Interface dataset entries
------------------------------------------------------------------------

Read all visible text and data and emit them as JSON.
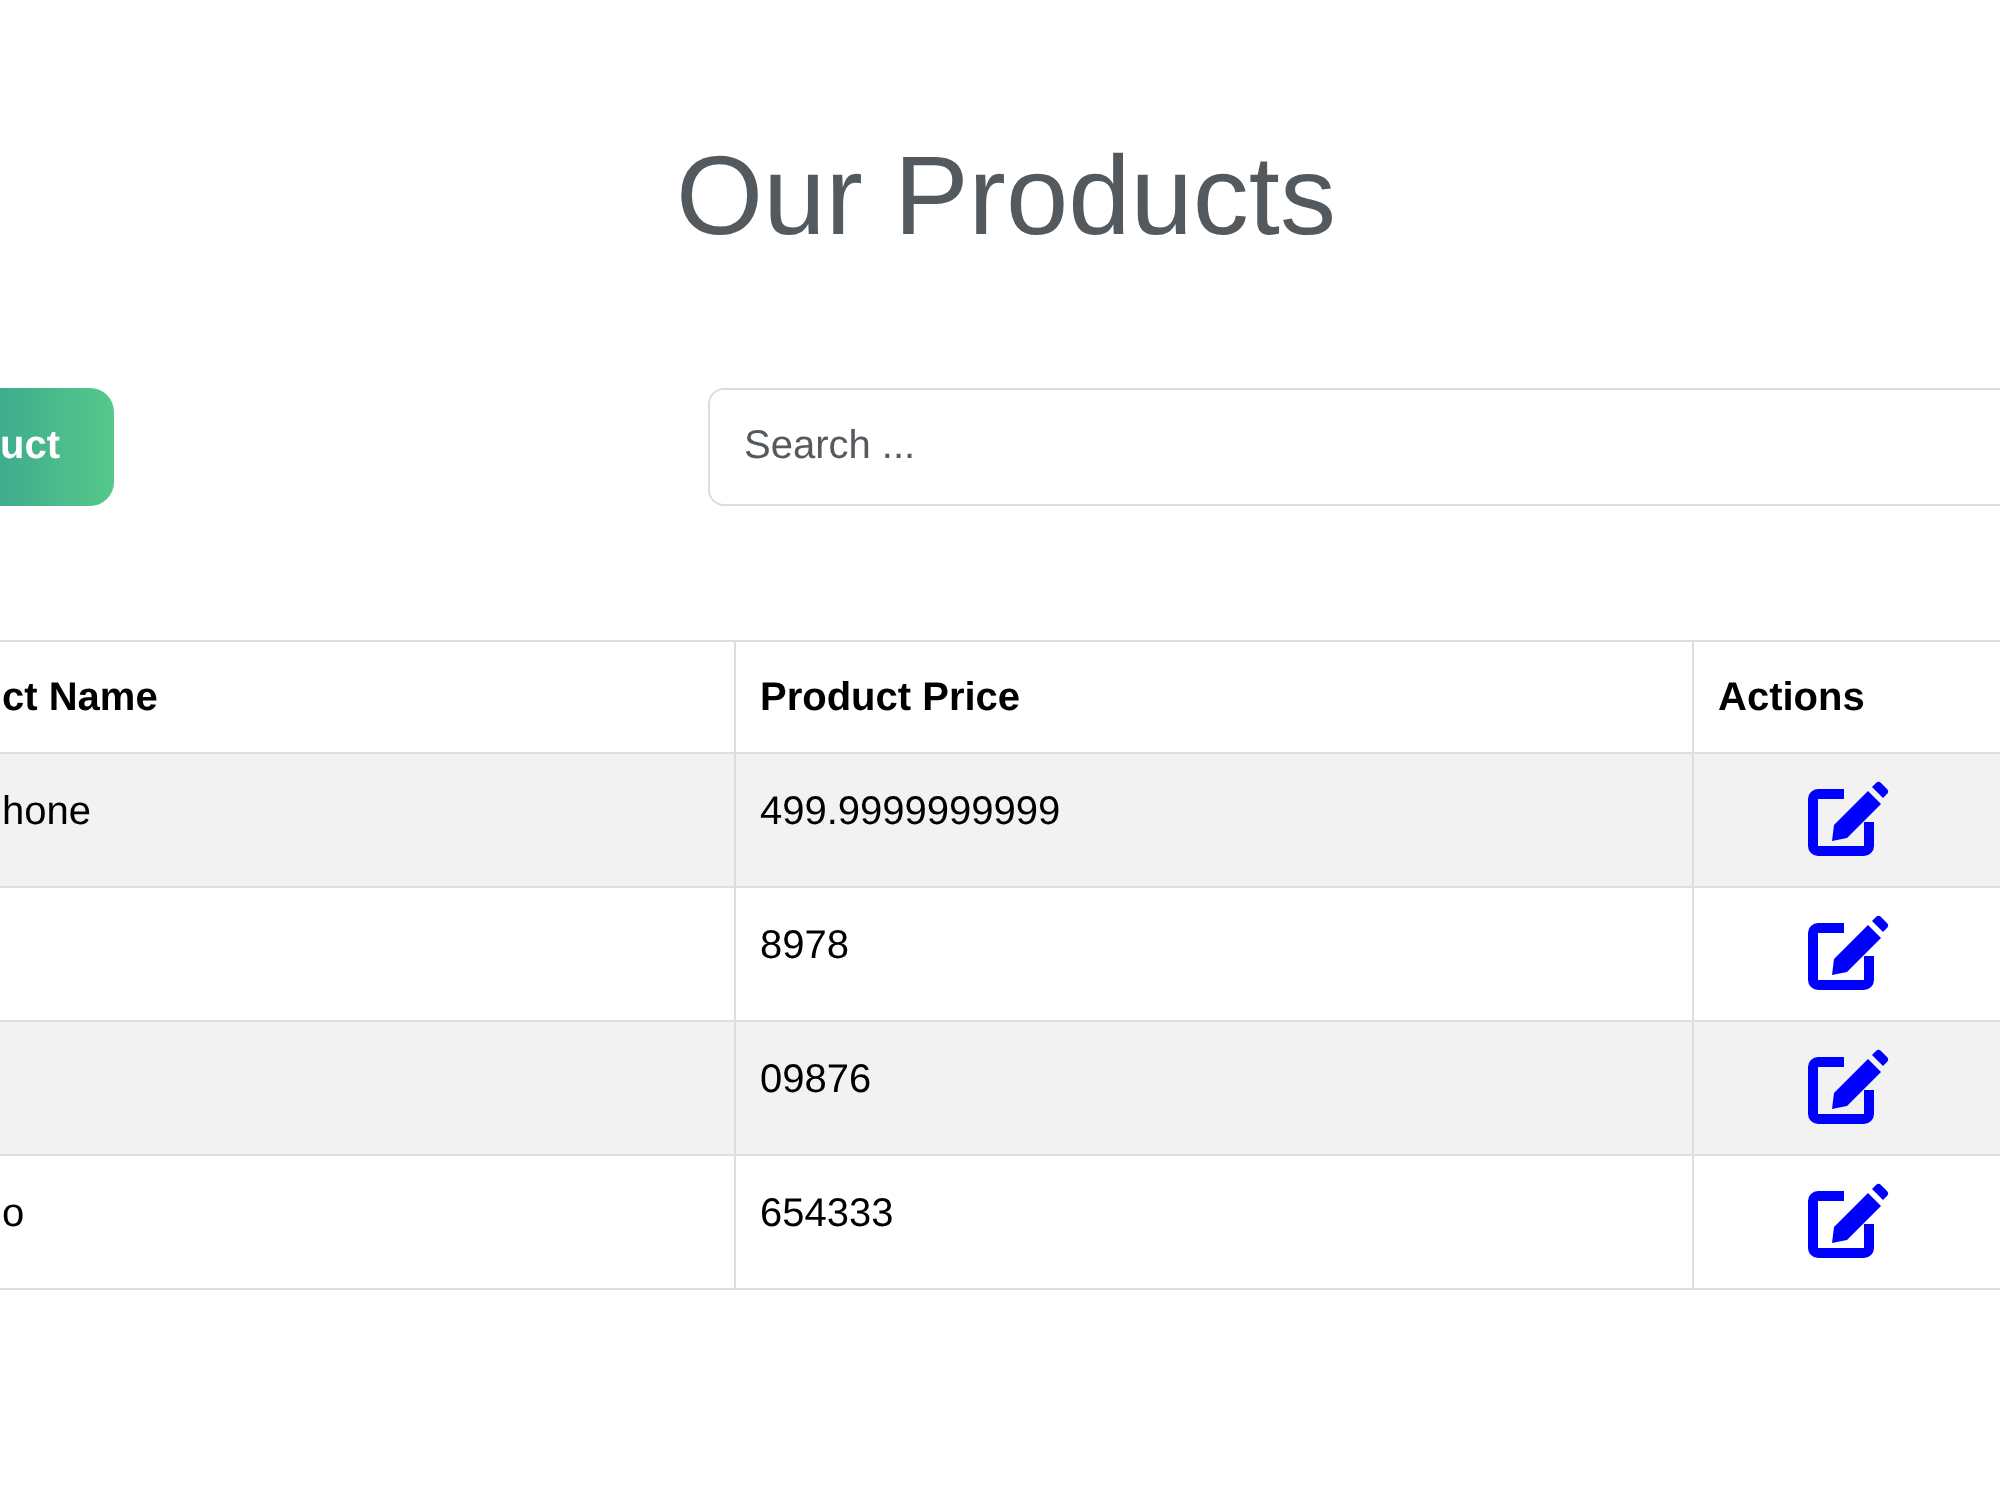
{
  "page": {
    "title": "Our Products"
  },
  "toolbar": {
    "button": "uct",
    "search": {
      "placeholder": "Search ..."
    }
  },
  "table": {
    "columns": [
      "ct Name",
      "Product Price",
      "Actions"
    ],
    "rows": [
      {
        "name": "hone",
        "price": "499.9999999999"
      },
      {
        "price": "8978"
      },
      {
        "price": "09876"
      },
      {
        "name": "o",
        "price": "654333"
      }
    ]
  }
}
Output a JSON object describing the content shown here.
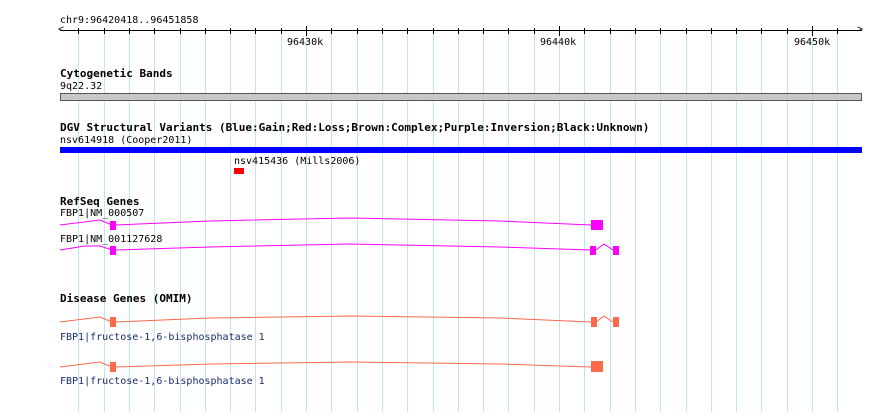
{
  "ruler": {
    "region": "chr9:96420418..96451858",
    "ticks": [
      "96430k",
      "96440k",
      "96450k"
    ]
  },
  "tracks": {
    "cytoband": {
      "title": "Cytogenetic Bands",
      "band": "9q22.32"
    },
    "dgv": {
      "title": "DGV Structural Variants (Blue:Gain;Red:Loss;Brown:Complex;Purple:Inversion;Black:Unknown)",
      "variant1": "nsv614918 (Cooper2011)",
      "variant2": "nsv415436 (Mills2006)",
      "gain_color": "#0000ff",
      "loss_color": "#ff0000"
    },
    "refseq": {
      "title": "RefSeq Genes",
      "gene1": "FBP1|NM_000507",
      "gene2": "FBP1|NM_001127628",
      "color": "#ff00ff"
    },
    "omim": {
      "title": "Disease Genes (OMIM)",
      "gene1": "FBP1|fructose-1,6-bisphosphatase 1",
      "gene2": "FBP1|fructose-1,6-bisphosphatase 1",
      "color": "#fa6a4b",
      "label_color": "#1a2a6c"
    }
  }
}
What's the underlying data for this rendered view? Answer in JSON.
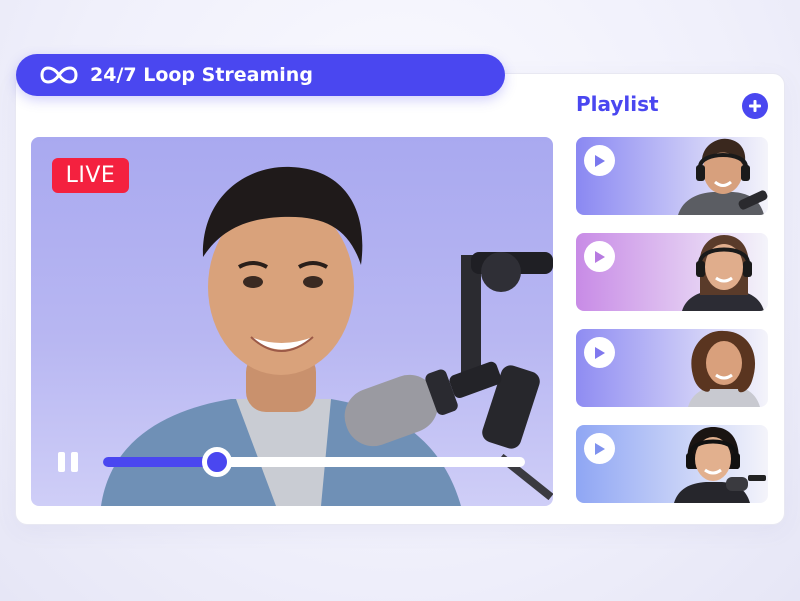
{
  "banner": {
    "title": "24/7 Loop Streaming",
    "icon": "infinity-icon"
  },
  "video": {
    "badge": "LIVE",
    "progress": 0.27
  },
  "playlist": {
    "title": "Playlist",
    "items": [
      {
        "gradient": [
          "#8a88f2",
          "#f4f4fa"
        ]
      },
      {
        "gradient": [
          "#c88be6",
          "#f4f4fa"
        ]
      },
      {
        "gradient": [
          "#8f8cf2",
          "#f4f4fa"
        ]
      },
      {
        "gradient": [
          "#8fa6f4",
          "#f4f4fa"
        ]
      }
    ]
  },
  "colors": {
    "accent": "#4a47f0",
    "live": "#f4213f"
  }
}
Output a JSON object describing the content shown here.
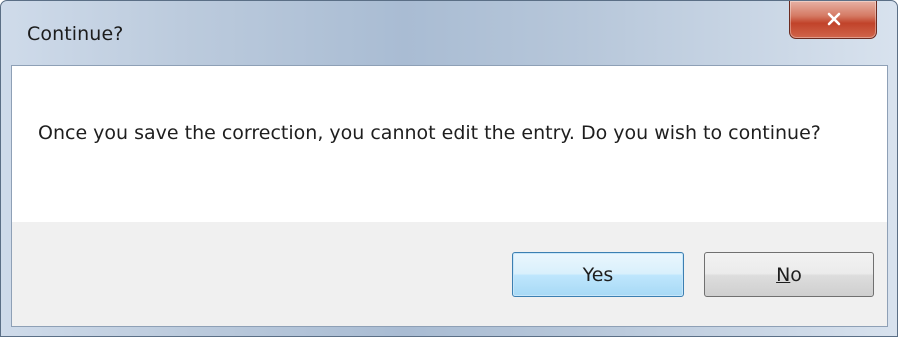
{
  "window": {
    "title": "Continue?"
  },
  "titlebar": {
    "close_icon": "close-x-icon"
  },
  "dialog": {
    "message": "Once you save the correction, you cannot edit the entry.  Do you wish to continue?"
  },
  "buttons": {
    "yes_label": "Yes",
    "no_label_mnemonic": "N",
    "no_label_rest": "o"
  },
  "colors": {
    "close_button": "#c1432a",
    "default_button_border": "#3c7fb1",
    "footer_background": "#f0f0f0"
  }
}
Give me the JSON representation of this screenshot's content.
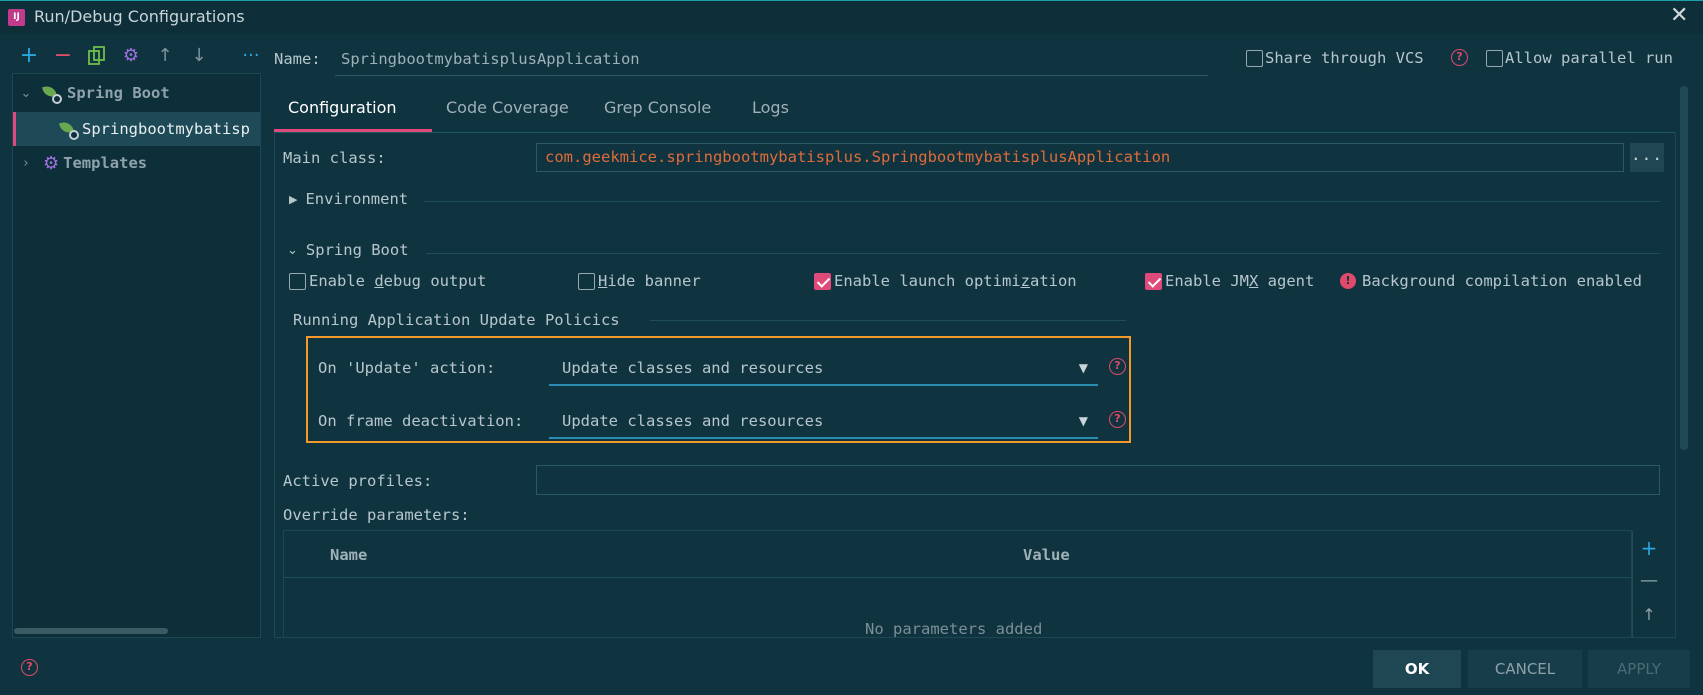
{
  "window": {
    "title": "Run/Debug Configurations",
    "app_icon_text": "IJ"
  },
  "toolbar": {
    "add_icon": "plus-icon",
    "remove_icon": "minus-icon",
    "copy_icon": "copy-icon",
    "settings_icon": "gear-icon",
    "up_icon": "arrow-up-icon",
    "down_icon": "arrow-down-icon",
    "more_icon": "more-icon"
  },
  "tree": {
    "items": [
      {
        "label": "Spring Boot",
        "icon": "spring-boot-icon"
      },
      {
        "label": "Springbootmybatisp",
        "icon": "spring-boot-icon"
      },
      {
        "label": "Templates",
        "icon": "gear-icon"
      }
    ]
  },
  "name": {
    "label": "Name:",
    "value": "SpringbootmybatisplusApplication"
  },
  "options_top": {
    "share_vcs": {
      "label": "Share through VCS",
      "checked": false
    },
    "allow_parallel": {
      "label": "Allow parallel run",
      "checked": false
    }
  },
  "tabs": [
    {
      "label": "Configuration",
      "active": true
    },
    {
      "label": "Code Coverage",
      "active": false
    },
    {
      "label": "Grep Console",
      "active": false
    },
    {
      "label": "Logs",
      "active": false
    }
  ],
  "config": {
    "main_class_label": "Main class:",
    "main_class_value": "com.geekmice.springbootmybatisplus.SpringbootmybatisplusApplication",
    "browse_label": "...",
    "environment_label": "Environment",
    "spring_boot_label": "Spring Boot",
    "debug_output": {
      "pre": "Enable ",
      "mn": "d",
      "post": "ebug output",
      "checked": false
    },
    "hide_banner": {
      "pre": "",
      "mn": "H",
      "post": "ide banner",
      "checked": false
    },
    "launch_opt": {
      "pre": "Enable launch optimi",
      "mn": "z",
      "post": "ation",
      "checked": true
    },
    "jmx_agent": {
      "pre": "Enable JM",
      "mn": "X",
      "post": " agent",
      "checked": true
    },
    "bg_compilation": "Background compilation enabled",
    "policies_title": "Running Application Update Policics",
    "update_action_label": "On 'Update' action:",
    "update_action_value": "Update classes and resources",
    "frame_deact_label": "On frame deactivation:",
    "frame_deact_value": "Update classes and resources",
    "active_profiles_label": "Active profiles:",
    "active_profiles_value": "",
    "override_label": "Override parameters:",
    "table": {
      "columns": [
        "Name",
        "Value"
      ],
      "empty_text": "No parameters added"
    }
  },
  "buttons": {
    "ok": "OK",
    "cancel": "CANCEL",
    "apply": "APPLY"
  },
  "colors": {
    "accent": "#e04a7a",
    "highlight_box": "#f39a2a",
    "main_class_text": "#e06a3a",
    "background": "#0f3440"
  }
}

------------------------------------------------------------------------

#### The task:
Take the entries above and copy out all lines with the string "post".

#### Output of the task:
      "post": "ebug output",
      "post": "ide banner",
      "post": "ation",
      "post": " agent",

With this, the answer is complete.